- When the first three escaped, we see on the video that no helper from the police department, such as a social worker or doctor, seemed to approach them, despite their trauma. Why?
- Those three persons must have revealed to police the general nature of what was happening as well as any hints as to how Monis could be tackled or tricked. Is that correct?
- Was Monis listening to radio or Internet during the day, to learn the reaction of government or of the public?
- Who informed Monis that his two requests would not be granted, and when?
- How did he react?
- Which hostages were carrying out Monis’s instructions to type certain things to social media?
- Did any hostages exhibit great emotion during the crisis?
- Did Tori Johnson or any other person take a leadership role, whether to openly instruct the hostages to stay calm, or to pass secret messages around as to a plan to end the siege?
- It was said (at a hearing that I attended) that one hostage had conveyed the message at 9.30pm that Monis demanded that the glaring lights of Martin Place be turned off or he would kill someone. The negotiator said he did not know of this till 12.30am. Who did know of it? How did that negotiator learn of it at 12.30am?
- How did the plans for a termination of the siege by officials progress during the 17 hours? (I realize this may not be reportable if it is a security trade secret.)
- Is it true that there was a clear instruction not to kill Monis because he did not yet deserve it?
- What, today, is the rule when an armed hostage-taker is in a stronghold – if there are no negotiations afoot, shouldn’t we assume it will end in disaster?
- What of the obvious fact that Monis himself had no means of escape. What did that suggest to the authorities?
- At the moment of entry after 2am, did certain snipers have it as their sole mission to kill Monis?
- Was there any plan to merely disable him? (Yes, one team leader at the hearings said Monis would be arrested, not killed, if he were not posing a danger.)

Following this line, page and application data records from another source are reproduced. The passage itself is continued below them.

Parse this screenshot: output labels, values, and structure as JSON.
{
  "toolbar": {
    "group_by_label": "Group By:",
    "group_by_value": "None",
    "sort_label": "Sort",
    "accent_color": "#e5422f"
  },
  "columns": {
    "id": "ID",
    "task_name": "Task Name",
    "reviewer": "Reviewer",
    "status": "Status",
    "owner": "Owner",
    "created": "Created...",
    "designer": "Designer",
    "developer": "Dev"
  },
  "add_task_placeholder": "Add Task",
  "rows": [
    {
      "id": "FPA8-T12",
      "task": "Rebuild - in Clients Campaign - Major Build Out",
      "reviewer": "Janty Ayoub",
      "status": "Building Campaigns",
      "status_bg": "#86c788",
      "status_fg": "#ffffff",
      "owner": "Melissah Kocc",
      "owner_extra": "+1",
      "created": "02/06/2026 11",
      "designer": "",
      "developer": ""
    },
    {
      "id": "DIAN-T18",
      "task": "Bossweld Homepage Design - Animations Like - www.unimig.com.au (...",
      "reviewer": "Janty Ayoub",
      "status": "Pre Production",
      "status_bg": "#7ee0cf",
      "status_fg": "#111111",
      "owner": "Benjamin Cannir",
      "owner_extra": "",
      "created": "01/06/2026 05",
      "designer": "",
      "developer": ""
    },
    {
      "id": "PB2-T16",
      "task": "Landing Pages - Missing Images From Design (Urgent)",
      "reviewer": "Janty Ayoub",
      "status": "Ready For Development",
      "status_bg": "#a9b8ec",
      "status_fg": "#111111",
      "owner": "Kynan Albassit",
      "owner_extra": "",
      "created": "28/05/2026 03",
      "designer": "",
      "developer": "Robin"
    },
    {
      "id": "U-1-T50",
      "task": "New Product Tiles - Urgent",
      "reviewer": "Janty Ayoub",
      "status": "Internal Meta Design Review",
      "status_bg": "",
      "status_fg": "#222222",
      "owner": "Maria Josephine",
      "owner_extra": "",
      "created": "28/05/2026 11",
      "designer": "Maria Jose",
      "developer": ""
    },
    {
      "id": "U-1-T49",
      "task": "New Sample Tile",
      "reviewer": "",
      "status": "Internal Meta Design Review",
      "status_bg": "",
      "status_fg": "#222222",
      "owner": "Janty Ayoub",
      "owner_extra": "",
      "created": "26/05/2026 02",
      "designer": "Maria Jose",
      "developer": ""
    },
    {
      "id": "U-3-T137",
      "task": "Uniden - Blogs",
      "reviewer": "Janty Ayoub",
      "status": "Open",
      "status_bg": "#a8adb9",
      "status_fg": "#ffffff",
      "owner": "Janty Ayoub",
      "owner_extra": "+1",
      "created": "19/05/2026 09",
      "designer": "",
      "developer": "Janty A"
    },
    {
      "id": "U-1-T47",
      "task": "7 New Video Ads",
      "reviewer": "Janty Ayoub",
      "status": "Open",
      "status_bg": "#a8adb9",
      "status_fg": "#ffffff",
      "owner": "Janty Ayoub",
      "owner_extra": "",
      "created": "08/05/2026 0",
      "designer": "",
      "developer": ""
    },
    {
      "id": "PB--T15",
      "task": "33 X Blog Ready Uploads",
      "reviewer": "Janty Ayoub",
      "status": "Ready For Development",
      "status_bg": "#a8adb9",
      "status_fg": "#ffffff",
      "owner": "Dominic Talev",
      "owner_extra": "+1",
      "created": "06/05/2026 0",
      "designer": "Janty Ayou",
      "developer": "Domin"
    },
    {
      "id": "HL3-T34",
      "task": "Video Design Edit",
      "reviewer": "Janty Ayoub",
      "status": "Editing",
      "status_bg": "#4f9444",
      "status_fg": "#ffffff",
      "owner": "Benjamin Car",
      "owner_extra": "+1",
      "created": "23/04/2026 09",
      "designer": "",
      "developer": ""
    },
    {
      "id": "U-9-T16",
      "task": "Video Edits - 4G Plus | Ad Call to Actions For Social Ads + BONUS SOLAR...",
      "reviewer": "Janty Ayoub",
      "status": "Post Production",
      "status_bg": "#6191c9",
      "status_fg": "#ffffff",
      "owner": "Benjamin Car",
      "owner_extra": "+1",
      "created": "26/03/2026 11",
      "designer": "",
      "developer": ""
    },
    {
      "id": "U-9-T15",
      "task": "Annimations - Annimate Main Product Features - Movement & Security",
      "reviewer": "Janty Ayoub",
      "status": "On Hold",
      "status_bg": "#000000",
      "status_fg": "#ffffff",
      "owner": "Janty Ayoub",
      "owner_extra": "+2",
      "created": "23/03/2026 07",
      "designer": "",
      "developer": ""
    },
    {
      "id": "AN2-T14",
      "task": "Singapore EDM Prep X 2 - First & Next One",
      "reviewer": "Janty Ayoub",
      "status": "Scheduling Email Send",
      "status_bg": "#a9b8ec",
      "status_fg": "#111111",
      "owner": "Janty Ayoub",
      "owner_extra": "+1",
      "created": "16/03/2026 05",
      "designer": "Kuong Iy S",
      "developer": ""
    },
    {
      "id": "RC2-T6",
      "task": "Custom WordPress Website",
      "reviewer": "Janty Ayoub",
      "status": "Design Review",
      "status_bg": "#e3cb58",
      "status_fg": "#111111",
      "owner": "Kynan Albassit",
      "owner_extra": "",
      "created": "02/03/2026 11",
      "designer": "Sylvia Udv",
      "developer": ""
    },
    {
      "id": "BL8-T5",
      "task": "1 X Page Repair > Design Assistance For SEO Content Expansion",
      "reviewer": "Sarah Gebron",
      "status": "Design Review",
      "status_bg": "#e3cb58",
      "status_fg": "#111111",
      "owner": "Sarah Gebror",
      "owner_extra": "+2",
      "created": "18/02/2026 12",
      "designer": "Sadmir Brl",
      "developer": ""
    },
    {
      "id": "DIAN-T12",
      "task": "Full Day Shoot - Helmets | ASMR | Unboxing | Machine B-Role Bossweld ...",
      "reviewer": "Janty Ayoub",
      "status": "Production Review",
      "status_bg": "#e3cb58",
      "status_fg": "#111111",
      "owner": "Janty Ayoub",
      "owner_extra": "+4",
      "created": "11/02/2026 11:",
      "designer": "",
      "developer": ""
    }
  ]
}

- Could not a distractive technique (such as dogs or a smoke bomb or loud music) have been used to put Monis off his guard and then police rush in?
- At times during the day, some hostages reportedly accompanied each other to the toilets. When they were upstairs did they collude as to how to handle the situation?
In my opinion, Australians are entitled to know what the hostages did as regards planning to save their lives. It’s hard to believe that a group of 18 adults wouldn’t have been able to think up a way to escape, or to tackle the gunman, or to use their cell phones to get good advice from the authorities.
Let it not be said that I am criticizing the hostages for not doing enough. I am criticizing the government for not telling us enough. And I don’t mean now in 2016, I mean early in 2015. Still, it may yet be that all will be explained.
— Mary W Maxwell cut her teeth on reporting at the Royal Commission last October – see Gumshoe’s 14-part series on that. Mary does not by any means claim to be doing a good job at the Lindt Inquest. Still, for the moment, she’s better than nothing.
Photo credit: irishtimes,com